it’s hard to buy the argument, if it is made, that iran and syria’s involvement will actually further the interests of the united states rather than their own interests. let’s not forget that iran is part of the problem. neither country is interested in a stable iraq as the united states would define it. syria isn’t even interested in a stable, independent lebanon. we need to evaluate the ISG’s proposals with that in mind.
newt gingrich has a few tests for the baker/hamilton commission here. this is an excerpt from his human events column along with his comments on each question.
Does the Commission Have a Vision for Success in the Larger War Against the Dictatorships and Fanatics Who Want to Destroy Us?
If Iraq were only a one-step process, the answer might be to leave. But the reality is that Iraq is a single campaign within a much bigger war and within a power struggle over both the evolution of Islam and the rise of dictatorships seeking nuclear and biological weapons to enable them to destroy America and her allies.
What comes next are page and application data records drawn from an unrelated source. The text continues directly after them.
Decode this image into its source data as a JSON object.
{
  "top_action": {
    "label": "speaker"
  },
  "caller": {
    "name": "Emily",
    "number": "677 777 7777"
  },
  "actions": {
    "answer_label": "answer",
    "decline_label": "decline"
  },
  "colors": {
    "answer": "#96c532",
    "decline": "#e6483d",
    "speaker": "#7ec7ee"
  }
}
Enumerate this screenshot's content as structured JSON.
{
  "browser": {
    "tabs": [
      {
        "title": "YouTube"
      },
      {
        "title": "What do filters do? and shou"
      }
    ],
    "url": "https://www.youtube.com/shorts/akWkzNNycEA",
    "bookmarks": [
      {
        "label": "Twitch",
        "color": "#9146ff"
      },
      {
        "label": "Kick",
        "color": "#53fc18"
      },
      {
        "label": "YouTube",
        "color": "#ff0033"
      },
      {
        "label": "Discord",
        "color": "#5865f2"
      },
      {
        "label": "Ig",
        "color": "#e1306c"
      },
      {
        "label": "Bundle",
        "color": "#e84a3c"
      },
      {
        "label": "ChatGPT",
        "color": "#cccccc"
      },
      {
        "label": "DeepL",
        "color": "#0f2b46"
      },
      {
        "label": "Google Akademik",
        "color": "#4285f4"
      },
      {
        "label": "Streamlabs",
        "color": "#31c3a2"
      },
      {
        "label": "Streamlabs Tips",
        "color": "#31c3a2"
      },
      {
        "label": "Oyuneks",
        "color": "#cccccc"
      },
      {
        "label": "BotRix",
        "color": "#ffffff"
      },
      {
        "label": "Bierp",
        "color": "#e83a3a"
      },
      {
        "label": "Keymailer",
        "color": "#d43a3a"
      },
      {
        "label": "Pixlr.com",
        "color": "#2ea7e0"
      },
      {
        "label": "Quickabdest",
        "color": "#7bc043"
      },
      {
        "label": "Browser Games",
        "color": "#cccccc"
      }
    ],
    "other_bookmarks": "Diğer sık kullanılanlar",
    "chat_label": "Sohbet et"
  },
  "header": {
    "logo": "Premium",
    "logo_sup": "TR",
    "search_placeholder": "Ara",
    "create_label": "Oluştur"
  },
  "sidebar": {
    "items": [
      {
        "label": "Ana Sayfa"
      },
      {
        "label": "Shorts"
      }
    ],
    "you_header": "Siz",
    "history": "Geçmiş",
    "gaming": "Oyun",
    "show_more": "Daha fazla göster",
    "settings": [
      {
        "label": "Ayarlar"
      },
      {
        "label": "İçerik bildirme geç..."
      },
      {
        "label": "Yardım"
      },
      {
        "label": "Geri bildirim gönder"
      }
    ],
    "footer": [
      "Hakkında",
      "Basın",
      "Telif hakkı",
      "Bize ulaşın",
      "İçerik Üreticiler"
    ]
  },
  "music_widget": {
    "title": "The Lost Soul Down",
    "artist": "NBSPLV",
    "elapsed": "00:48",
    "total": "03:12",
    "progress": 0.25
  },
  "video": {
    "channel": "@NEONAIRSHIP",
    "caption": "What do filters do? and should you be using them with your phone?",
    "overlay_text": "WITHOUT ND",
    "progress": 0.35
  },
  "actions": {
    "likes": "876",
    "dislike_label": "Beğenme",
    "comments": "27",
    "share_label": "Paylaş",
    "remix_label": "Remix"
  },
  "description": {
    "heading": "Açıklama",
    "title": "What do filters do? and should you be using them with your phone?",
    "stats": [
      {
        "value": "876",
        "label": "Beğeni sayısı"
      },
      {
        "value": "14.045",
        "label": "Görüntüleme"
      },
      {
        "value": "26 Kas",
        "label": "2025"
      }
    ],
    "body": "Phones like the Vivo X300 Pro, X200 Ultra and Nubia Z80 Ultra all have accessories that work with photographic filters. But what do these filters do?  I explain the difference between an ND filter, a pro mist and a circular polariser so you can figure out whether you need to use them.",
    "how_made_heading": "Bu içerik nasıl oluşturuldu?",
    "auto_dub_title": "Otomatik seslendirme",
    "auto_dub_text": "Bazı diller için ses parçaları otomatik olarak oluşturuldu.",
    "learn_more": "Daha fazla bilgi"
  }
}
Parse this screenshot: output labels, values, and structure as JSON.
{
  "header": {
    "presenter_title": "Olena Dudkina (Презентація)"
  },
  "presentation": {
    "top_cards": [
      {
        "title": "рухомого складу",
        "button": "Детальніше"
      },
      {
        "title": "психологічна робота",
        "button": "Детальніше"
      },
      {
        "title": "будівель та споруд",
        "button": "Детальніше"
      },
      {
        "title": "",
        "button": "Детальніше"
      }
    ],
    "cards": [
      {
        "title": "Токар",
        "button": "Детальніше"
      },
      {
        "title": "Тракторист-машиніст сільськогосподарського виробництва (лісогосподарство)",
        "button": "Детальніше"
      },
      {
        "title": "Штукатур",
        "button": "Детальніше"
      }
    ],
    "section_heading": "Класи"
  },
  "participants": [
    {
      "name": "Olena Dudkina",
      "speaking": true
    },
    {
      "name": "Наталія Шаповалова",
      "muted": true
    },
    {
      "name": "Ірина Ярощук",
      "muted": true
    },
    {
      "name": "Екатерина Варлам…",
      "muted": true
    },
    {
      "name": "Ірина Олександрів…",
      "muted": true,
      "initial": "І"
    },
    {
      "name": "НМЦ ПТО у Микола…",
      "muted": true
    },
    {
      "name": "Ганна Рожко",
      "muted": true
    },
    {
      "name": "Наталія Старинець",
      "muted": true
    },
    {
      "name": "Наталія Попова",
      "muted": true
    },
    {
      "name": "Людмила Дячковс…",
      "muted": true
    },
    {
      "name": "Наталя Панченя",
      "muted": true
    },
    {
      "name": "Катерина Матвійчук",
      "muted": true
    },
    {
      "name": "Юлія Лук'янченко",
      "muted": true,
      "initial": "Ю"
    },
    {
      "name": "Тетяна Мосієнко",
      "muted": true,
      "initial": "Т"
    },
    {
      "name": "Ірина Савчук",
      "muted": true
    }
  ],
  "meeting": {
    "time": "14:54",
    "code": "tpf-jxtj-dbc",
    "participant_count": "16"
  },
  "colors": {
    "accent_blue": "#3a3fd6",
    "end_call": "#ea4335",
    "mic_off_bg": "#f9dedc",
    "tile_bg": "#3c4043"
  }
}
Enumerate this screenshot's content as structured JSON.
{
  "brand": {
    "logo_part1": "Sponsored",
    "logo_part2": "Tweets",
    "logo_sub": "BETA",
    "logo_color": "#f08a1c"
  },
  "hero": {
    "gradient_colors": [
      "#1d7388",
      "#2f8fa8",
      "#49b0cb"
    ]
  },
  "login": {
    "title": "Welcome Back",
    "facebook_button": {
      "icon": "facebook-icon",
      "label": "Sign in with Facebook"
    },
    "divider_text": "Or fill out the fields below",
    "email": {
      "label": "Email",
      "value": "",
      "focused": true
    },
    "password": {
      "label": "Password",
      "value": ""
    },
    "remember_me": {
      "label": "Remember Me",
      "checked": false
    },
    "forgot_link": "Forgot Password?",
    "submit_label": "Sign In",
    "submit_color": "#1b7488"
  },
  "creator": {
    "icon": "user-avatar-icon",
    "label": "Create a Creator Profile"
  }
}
If the Baker-Hamilton Commission does not take this into account, it is a dangerously misleading report.
Does the Commission Recognize That the Second Campaign in Iraq Has Been a Failure?
This is the hardest thing for Washington-centric bureaucracies to accept. There was a very successful 23-day campaign to drive Saddam out of power. It used America’s strengths, and it worked. The second campaign has been an abject failure. We and our Iraqi allies do not have control of Iraq. We cannot guarantee security. There is not enough economic activity to keep young males employed. If the Baker-Hamilton Commission cannot bring itself to recognize a defeat as a defeat, then it cannot recommend the scale of change that is needed to develop a potentially successful third campaign.
Does the Commission Recognize the Scale of Change We Will Need to Adopt to Be Effective in a World of Enemies Willing to Kill Themselves in Order to Kill Us?
We need fundamental change in our military doctrine, training and structures, our intelligence capabilities and our integration of civilian and military activities. The instruments of American power simply do not work at the speed and detail needed to defeat the kind of enemies we are encountering. The American bureaucracies would rather claim the problem is too hard and leave, because being forced to change this deeply will be very painful and very controversial. Yet we have to learn to win.
Learning to win requires much more than changes in the military. It requires changes in how our intelligence, diplomatic, information and economic institutions work. It requires the development of an integrated approach in which all aspects of American power can be brought to bear to achieve victory. Furthermore, this strategy for victory has to be doubly powerful. For three years, we have failed to build an effective Iraqi government, and we now have a shattered local system with many players using violence in desperate bids to maximize their positions. The plan has to be powerful enough to succeed despite Iraqi weaknesses and not by relying on a clearly uncertain and unstable Iraqi political system.
Does the Commission Describe the Consequences of Defeat in Iraq?
What would the withdrawal of U.S. troops in Iraq look like? Frederick Kagan of the American Enterprise Institute recently offered this chilling picture:
“The pullback of U.S. forces to their bases will not reduce the sectarian conflict, which their presence did not generate — it will increase it. Death squads on both sides will become more active. Large-scale ethnic and sectarian cleansing will begin as each side attempts to establish homogeneous enclaves where there are now mixed communities. Atrocities will mount, as they always do in ethnic cleansing operations. Iraqis who have cooperated with the Americans will be targeted by radicals on both sides. Some of them will try to flee with the American units. American troops will watch helplessly as death squads execute women and children. Pictures of this will play constantly on Al Jazeera. Prominent ‘collaborators,’ with whom our soldiers and leaders worked, will be publicly executed. Crowds of refugees could overwhelm not merely Iraq’s neighbors but also the [Forward Operating Bases] themselves. Soldiers will have to hold off fearful, tearful, and dangerous mobs.”
read more of newt’s column.
any commission charged with fixing iraq must understand all the implications of bringing in partners we cannot trust. these are some serious questions that need serious answers before we can implement any of the recommendations made by the baker/hamilton commission.
it’s smart to be talking about foreign policy if you want to win the white house. the next president will have to deal with a dangerous world, and we need to have confidence that this person knows how to confront those challenges. newt gingrich may not be any sort of front-runner for the ’08 republican nomination for president, but he is the only one who is talking in depth about foreign policy. we need to see more of this from the other contenders.